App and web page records
"""

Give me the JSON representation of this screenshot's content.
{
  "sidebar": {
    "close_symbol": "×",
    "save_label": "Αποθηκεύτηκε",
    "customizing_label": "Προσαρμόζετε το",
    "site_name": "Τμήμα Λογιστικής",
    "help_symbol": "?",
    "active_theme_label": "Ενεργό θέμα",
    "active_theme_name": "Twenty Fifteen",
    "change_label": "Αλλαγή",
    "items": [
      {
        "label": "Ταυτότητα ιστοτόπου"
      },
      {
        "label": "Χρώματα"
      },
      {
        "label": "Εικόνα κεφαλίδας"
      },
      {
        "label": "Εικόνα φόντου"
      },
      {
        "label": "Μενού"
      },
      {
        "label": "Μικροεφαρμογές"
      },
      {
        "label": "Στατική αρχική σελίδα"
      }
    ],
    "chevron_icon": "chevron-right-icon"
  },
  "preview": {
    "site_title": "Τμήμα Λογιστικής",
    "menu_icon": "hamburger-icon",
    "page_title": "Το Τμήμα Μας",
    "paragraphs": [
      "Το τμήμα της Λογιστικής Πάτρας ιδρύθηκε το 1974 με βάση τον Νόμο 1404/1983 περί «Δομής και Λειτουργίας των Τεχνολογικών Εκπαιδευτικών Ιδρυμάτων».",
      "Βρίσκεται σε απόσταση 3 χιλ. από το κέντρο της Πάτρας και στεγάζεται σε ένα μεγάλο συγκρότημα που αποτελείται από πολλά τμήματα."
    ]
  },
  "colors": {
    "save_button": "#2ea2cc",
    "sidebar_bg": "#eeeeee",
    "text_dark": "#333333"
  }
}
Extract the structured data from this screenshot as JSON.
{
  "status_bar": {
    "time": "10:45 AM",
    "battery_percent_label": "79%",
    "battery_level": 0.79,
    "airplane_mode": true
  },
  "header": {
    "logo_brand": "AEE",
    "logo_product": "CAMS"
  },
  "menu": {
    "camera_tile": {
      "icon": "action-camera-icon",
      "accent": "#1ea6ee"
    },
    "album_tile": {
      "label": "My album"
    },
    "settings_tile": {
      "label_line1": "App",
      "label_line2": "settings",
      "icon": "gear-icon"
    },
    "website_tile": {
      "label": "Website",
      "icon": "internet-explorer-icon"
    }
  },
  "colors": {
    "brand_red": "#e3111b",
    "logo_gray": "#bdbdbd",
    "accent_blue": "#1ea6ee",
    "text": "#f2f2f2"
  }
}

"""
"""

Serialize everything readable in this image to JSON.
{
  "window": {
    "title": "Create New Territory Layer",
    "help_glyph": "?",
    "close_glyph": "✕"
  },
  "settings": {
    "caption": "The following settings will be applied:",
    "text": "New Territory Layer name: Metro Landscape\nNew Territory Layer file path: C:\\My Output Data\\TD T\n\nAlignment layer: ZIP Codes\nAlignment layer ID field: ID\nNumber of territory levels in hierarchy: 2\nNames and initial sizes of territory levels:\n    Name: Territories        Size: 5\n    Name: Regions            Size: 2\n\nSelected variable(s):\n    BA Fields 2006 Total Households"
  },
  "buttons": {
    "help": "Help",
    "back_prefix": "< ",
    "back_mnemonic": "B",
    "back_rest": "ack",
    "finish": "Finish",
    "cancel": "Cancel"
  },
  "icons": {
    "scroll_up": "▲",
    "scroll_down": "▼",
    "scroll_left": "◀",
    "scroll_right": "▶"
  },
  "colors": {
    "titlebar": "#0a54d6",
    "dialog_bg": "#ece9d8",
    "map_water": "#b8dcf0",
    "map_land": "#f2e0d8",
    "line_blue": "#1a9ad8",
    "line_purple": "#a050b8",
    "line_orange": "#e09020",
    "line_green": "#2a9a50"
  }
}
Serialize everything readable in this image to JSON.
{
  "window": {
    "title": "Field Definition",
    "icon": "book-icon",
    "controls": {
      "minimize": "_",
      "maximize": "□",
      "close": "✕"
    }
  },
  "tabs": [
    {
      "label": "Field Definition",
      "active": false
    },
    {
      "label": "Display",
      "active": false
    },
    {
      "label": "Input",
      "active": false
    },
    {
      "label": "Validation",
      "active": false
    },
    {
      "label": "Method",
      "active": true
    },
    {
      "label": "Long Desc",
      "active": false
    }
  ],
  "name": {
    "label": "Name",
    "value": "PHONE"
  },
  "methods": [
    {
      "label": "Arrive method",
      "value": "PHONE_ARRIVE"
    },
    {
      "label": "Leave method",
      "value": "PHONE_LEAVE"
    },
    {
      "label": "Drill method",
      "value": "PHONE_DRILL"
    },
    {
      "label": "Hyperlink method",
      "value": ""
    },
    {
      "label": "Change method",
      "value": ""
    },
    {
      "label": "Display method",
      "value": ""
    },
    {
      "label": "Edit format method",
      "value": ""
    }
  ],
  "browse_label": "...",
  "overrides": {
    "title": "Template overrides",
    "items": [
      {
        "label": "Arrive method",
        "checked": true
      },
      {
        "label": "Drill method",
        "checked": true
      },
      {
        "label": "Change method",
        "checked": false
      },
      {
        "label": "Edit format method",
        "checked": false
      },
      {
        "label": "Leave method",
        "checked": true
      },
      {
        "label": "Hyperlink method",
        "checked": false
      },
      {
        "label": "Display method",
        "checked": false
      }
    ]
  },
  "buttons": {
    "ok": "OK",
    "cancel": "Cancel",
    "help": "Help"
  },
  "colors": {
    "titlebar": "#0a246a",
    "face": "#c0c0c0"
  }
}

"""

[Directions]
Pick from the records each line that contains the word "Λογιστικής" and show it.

[Response to this task]
    "site_name": "Τμήμα Λογιστικής",
    "site_title": "Τμήμα Λογιστικής",
      "Το τμήμα της Λογιστικής Πάτρας ιδρύθηκε το 1974 με βάση τον Νόμο 1404/1983 περί «Δομής και Λειτουργίας των Τεχνολογικών Εκπαιδευτικών Ιδρυμάτων».",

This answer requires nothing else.